If you have a family history of baldness, you might have this type of loss of hair. Specific sex hormonal agents can activate hereditary loss of hair. It may begin as early as adolescence.

Sometimes, loss of hair may occur with a simple stop in the cycle of hair growth. Significant health problems, surgical treatments, or traumatic occasions can trigger loss of hair. However, your hair will normally begin growing back without treatment.

Hormone modifications can trigger short-term loss of hair. Examples consist of:

pregnancy

giving birth

stopping making use of contraceptive pill menopause Medical conditions that can cause hair loss consist of:

thyroid disease alopecia location (an autoimmune illness that assaults hair follicles) scalp infections like ringworm Illness that trigger scarring, such as lichen planus and some types of lupus, can lead to permanent loss of hair since of the scarring.

Loss of hair can also be because of medications used to treat:

cancer hypertension arthritis depression

heart problems

A physical or psychological shock may set off visible loss of hair. Examples of this type of shock consist of:

a death in the household

extreme weight loss

a high fever
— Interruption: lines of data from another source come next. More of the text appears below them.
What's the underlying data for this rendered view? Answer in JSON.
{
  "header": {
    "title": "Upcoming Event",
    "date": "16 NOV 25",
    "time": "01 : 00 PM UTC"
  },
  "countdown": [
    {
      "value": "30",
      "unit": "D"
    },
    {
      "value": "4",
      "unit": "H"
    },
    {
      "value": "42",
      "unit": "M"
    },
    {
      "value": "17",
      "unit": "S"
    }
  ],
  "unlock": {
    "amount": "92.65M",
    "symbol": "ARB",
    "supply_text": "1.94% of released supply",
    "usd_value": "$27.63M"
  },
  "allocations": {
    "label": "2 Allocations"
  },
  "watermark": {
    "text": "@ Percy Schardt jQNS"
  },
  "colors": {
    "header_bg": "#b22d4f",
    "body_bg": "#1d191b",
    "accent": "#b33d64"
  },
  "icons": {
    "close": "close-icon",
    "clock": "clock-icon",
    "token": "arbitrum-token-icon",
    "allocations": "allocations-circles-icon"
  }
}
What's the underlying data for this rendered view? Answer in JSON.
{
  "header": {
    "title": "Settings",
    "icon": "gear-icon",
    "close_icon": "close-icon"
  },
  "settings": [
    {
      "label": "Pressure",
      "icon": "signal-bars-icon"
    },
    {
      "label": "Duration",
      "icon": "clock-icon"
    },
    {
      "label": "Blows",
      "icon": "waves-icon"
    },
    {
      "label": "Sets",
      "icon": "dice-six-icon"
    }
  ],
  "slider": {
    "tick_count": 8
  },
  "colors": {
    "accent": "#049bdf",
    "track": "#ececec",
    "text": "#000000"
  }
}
People with trichotillomania (hair-pulling condition) have a requirement to pull out their hair, typically from their head, eyebrows, or eyelashes.

Traction loss of hair can be due to hairdos that put pressure on the follicles by pulling the hair back really securely.

A diet lacking in protein iron, and other nutrients can likewise cause thinning hair.